God used Joseph as an instrument to test Benjamin, for he had never gone through much of a real trial before, so Joseph ordered his servants to place a silver cup in his sack (of provisions, as they had come to collect a provision for themselves around the time of the famine). After the brothers left to return to their father, Joseph told his officers after them to search their sacks, to which, they found the silver cup in Benjamin’s sack – which was practical humiliation for Benjamin. He was immediately arrested and accused of theft, to which, his brothers attempted to bail him out giving a large sum of money. Judah became an advocate for him and helped him. Soon, Joseph confesses that he is their brother, after he decided in his heart that his brothers had changed (as they were the ones who sold Joseph into slavery in the first place). He welcomed them in to his home (to live with him in Egypt), so the whole family came over and made stay.

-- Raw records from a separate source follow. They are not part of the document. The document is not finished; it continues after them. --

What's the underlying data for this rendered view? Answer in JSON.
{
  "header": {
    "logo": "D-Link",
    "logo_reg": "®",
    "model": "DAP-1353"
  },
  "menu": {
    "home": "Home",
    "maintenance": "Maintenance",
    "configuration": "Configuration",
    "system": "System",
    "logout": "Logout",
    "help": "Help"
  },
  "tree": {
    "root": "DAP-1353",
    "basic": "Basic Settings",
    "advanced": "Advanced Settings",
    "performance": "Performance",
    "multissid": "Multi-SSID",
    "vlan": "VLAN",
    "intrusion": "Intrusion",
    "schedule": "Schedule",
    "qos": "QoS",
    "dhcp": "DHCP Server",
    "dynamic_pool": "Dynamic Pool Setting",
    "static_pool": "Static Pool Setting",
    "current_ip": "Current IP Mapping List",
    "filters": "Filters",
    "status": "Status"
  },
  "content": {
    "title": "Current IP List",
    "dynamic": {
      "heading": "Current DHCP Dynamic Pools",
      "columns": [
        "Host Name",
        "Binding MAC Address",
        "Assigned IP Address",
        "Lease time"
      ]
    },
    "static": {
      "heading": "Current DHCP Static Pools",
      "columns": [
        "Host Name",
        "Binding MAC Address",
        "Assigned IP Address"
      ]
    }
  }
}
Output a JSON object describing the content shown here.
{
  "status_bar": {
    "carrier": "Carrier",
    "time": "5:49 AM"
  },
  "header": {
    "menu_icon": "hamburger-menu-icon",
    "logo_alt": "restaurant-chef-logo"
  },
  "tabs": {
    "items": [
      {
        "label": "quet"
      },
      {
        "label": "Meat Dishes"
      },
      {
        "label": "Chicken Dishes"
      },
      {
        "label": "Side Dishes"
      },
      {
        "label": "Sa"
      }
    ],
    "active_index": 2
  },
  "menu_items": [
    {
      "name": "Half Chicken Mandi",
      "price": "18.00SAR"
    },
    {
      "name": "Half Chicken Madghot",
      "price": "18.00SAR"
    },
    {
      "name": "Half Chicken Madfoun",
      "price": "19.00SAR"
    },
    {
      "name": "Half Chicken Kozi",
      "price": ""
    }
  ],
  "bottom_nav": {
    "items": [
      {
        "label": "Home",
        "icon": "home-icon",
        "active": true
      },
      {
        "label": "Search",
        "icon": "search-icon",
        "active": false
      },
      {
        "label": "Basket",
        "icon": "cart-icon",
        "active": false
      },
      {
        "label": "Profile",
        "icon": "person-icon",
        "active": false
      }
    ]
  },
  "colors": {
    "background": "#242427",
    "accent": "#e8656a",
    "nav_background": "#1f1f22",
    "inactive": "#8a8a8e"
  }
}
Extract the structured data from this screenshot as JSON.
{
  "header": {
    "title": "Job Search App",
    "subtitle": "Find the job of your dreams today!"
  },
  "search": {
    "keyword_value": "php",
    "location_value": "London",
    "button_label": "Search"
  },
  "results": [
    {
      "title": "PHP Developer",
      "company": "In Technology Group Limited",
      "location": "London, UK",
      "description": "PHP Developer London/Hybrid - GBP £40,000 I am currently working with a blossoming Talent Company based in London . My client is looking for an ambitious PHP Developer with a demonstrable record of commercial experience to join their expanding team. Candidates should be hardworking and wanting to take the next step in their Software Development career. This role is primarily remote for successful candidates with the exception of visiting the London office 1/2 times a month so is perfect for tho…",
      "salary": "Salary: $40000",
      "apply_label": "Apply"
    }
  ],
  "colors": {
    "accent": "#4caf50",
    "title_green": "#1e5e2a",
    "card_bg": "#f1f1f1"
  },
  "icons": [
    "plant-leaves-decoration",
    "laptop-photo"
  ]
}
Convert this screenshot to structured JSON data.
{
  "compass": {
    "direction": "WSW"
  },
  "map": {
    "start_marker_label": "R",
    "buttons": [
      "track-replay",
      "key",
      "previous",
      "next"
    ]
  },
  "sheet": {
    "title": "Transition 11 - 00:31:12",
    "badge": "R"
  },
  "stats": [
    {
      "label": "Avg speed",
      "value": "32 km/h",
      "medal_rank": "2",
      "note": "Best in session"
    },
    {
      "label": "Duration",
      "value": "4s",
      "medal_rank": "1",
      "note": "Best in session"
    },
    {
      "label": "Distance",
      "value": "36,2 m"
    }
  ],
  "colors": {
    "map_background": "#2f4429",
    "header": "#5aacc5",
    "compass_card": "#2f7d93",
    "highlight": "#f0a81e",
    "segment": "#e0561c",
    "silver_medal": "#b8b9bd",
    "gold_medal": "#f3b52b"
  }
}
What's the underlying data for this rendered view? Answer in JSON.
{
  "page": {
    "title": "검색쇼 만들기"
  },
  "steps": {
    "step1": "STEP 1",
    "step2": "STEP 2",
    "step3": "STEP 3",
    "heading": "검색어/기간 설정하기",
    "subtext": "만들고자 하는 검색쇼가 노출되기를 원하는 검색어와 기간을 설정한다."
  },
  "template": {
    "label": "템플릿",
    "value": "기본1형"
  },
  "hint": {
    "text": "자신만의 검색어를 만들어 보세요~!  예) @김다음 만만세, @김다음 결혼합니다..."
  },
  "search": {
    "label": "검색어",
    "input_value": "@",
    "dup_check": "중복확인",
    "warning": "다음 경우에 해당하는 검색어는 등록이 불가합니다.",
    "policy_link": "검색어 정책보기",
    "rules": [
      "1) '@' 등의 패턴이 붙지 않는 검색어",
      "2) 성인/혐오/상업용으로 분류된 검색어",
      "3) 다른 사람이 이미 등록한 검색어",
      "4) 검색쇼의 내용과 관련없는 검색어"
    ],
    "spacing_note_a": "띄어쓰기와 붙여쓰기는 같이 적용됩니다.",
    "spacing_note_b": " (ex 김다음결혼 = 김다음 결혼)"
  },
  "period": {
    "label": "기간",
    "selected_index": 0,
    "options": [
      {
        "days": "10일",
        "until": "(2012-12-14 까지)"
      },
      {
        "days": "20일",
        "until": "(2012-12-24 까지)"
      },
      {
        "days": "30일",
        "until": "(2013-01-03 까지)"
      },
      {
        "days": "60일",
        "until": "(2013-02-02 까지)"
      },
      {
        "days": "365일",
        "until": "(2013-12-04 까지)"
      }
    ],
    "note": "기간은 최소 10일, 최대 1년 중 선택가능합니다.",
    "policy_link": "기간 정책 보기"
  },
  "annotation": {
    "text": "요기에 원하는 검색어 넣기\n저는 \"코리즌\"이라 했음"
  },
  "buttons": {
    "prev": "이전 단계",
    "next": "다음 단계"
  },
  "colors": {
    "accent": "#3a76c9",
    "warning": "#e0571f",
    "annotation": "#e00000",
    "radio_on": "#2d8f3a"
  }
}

Benjamin was very blessed as well!
It was terrible for Benjamin that he didn’t drive out the Jebusites, for the Jebusites were sinful, full of sodomy, and every kind of evil. Benjamin fell into the same sins, and in Judges 19-21, the story involves these sins. Because of this, all Israel joined to go to warfare against Benjamin, and although they fought bravely and won two battles, in the end the tribe was almost obliterated. Six hundred were left that fled to the wilderness. Later, they found women to be with and the Tribe of Benjamin was saved. This humbled them overall, so that God may move them in the direction according to His Will.
In 1 Chronicles 12:16, 18, 29, we read that the Benjaminites and the children of Judah were the very first to go down into the wilderness to David while he was still a fugitive. They were indeed of the same tribe as the King, and it proves they were willing to leave their own family connections and loyalty to join David in the wilderness – even though he was of the Tribe of Judah.
The warriors had one unique thing about them, they were left-handed, as we see in Judges 20:16, “Among all this people there were seven hundred chosen men lefthanded; every one could sling stones at an hair breadth, and not miss.” They did so well shooting stones on a sling with their left hand.
When Rehoboam was rejected by the northern kingdom, 180,000 chosen men of the Tribe of Benjamin – warriors – were ready to fight against the house of Israel to bring the Kingdom again to Rehoboam. However, God told them to cease fighting each other, but return to their house. They all obeyed. (It appeared here that Benjamin was fighting with Judah.)
In 726 B.C., we saw the great revival under King Hezekiah (2 Chronicles 31:1), and that Benjamin was in the middle of a new move of God. They went out with Judah and said, “Come and repent.” They pulled down the high places where idols were worshipped and burned up the devil’s idols, and tore up satan’s temples. There were many tribes that did move with revival, and even some mocked and scoffed – however, the Benjaminites were ready for battle, which was similar under the revival of Josiah (2 Chronicles 34:9).